Mullen's tour of Chinese military bases included a visit to the headquarters of China's Second Artillery Corps, the unit responsible for China's nuclear deterrent and many of its rapidly-growing missile forces. His hosts also allowed him to sit in the cockpit of a SU-27, one of China's most advanced operational jets, and to inspect a late-model diesel-electric submarine. Mullen also observed an army training exercise and had numerous meetings with junior and senior officers.
The trip seemed to modestly advance the U.S. objective of creating greater transparency between the two sides. But Chinese military leaders also made progress on some of their goals. They took advantage of the publicity associated with Mullen's visit to broadcast doubts about the sustainability of U.S. commitments to the region and question the propriety of U.S. military cooperation with countries around the South China Sea.
During a press conference with Mullen, Gen. Chen Bingde, chief of the General Staff of the People's Liberation Army, offered some unsolicited advice for policymakers in Washington. "I know the U.S. is still recovering from the financial crisis," Chen said. "Under such circumstances, it is still spending a lot of money on its military and isn't that placing too much pressure on the taxpayers? If the U.S. could reduce its military spending a bit and spend more on improving the livelihood of the American people … wouldn't that be a better scenario?" Chen's suggestion was undoubtedly designed to reinforce doubts about the Pentagon's ability in the long run to fulfill its security commitments to the region. China's message to its neighbors is that they should take those doubts into account when formulating foreign policy.
Chen also publicly criticized military training exercises U.S. forces recently conducted with Vietnam and the Philippines. Chen asserted that the timing of the exercises was "inappropriate … [a]t this particular time, when China and the related claimants [to the South China Sea] have some difficulties, have some problems with each other." Chen's message is that it is illegitimate for the United States to interfere with a squabble in China's neighborhood. From China's perspective, such interference only makes it more difficult to resolve the South China Sea dispute - on terms Beijing would prefer.
American officials are likely to respond by ignoring Chen's remarks and carrying on with business as usual.

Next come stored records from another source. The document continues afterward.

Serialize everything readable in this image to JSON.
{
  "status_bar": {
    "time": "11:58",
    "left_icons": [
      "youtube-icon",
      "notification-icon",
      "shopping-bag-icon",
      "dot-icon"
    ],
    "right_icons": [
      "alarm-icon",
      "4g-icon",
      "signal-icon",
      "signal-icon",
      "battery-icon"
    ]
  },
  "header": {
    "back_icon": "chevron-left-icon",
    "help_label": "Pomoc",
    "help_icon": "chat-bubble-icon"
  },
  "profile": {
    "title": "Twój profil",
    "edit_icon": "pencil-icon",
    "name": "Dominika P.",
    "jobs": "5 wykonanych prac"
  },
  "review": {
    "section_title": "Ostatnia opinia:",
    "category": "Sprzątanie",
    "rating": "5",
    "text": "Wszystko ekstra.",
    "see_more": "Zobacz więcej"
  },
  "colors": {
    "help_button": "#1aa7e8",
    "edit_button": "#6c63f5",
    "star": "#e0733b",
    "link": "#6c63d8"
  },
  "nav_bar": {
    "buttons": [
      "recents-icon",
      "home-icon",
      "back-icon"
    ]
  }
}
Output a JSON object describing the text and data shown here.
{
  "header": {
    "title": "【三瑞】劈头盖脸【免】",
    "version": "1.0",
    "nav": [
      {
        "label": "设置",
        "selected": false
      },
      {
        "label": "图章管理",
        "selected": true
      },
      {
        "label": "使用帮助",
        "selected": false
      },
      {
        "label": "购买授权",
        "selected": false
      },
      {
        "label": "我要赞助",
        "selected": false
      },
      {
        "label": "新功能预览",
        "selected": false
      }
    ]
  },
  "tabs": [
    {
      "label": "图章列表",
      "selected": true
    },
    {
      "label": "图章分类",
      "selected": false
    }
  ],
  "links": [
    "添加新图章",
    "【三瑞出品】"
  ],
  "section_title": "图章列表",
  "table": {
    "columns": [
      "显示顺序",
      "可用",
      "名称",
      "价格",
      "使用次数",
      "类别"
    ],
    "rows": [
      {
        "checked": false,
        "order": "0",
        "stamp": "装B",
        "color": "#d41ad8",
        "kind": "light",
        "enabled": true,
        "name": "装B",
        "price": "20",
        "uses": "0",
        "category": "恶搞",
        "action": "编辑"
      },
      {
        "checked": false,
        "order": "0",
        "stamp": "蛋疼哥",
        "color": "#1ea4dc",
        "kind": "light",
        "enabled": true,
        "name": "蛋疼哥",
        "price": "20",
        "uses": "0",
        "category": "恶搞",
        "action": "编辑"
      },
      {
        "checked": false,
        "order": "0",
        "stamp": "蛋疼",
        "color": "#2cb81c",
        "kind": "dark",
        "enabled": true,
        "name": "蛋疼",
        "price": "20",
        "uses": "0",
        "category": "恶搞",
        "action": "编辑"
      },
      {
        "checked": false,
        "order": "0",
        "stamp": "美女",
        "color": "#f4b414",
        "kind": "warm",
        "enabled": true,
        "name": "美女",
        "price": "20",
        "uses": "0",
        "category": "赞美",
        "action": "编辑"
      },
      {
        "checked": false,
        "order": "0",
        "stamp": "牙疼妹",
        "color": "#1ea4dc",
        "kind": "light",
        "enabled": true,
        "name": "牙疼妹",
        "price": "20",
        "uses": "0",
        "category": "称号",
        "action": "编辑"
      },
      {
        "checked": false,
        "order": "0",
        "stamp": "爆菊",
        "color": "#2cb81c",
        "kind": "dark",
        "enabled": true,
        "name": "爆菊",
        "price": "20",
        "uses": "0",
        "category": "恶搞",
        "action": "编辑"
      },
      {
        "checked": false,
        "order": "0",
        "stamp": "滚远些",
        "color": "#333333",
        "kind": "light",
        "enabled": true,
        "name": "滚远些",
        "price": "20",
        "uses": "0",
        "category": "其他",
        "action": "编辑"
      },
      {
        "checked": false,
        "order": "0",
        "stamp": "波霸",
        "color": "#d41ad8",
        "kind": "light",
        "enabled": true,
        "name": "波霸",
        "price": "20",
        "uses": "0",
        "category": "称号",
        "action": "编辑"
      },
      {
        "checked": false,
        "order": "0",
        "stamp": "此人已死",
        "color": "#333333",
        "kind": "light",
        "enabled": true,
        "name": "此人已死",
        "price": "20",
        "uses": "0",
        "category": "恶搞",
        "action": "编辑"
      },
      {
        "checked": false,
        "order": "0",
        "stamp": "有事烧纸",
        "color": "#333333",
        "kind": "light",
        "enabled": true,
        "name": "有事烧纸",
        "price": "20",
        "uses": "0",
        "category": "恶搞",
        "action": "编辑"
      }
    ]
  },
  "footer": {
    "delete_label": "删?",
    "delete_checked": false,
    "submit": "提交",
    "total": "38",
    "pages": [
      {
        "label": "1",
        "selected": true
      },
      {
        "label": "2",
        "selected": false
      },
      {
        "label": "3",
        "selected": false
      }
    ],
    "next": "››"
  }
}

Indeed, the Pentagon plans to further expand its military-to-military agenda with China by hosting a Chinese visit to U.S. Pacific Command headquarters and by including Chinese forces in upcoming anti-piracy and disaster relief training exercises.
But China will very likely continue to patiently assert its claims in the South China Sea, question the legitimacy of a U.S. presence there, and raise questions about the reliability of U.S. security promises. Before the financial crisis, U.S. policymakers had not heard such challenges. Now they have a new problem in their inbox.